▶ **TASK TO COMPLETE**: Your answer should consist of every line in the records that holds "value".

▶ **Saved entries**:
.....

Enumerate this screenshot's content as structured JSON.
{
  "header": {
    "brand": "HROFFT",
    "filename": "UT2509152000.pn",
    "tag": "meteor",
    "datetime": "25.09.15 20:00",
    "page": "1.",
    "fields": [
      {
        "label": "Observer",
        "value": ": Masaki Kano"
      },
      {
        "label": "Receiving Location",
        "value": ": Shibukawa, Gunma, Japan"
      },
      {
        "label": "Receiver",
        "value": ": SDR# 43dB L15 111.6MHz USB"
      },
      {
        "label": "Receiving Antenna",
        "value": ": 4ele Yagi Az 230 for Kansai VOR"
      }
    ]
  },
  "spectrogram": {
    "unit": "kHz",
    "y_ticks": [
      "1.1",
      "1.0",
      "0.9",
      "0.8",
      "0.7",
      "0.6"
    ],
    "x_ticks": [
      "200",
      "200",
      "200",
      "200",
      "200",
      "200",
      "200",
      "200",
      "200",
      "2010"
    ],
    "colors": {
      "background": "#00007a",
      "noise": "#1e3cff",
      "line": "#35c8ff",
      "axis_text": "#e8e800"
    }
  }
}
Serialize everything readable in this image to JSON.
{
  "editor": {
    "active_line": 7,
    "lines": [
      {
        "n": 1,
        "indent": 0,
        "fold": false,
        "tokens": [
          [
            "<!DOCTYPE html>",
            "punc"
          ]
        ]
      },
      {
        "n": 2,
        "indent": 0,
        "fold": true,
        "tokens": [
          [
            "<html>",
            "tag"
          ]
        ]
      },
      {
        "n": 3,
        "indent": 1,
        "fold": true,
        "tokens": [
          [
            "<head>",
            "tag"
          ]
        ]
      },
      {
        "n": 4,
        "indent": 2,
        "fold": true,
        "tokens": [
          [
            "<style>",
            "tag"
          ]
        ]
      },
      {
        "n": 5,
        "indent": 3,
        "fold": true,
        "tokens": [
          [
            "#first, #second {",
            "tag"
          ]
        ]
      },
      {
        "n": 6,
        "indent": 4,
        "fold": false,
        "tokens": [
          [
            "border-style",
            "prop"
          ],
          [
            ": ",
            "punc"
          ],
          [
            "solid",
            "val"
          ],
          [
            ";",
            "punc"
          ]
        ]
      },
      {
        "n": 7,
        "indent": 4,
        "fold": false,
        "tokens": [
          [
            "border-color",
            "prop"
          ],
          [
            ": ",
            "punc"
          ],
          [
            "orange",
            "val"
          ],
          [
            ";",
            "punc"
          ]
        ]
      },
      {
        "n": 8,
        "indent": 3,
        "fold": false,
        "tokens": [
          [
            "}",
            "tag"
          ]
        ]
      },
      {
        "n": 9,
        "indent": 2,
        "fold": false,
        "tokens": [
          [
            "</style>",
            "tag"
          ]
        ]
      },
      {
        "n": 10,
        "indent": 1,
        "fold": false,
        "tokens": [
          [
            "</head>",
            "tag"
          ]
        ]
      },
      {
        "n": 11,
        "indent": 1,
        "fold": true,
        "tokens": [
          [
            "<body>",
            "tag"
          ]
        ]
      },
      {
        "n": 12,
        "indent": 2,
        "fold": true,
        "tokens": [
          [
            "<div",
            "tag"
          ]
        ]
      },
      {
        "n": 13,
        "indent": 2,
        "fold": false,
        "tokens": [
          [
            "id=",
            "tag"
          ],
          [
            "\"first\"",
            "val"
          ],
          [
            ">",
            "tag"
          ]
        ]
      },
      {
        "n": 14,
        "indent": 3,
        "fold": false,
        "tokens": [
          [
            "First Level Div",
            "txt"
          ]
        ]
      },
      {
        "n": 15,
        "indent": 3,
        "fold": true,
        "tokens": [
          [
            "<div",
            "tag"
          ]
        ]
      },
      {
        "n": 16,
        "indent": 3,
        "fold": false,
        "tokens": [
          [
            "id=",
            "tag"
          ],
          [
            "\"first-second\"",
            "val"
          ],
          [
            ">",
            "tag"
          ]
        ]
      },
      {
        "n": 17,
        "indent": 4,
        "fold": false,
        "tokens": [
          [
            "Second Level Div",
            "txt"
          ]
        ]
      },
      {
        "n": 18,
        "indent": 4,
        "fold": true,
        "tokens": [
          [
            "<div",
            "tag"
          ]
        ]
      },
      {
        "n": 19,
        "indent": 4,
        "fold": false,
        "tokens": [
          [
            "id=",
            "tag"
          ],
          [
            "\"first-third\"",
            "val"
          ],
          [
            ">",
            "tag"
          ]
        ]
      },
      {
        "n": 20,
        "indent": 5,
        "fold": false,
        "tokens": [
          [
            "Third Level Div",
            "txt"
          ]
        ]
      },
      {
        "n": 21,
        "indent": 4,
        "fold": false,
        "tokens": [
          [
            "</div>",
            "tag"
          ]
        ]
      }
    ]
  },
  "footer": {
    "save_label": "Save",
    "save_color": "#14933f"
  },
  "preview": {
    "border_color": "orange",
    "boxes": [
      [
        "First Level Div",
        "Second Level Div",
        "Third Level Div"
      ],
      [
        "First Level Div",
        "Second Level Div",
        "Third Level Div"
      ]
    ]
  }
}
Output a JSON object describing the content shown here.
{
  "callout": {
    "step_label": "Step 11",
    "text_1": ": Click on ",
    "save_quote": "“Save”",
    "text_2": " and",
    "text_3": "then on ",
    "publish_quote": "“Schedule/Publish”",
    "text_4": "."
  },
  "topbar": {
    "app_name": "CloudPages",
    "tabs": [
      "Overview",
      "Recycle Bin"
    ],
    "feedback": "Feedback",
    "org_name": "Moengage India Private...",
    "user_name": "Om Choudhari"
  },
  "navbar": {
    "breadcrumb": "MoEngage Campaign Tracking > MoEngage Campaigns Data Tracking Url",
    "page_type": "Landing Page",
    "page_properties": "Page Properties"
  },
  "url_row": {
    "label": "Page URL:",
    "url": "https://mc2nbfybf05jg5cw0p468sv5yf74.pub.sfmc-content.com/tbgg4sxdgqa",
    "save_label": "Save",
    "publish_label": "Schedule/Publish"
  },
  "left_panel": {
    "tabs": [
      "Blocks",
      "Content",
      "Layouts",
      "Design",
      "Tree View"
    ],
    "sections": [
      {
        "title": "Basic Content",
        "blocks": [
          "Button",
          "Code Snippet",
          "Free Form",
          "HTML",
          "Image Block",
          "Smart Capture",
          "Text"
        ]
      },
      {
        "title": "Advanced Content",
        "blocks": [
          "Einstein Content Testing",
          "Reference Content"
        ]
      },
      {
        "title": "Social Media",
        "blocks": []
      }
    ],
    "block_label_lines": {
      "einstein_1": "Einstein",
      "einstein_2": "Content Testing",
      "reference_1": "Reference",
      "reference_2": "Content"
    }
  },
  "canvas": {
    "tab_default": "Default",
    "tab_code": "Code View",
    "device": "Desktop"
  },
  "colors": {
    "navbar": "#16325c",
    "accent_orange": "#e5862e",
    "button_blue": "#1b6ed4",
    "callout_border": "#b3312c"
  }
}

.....

▶ **ANSWER BOX**:
        "value": ": Masaki Kano"
        "value": ": Shibukawa, Gunma, Japan"
        "value": ": SDR# 43dB L15 111.6MHz USB"
        "value": ": 4ele Yagi Az 230 for Kansai VOR"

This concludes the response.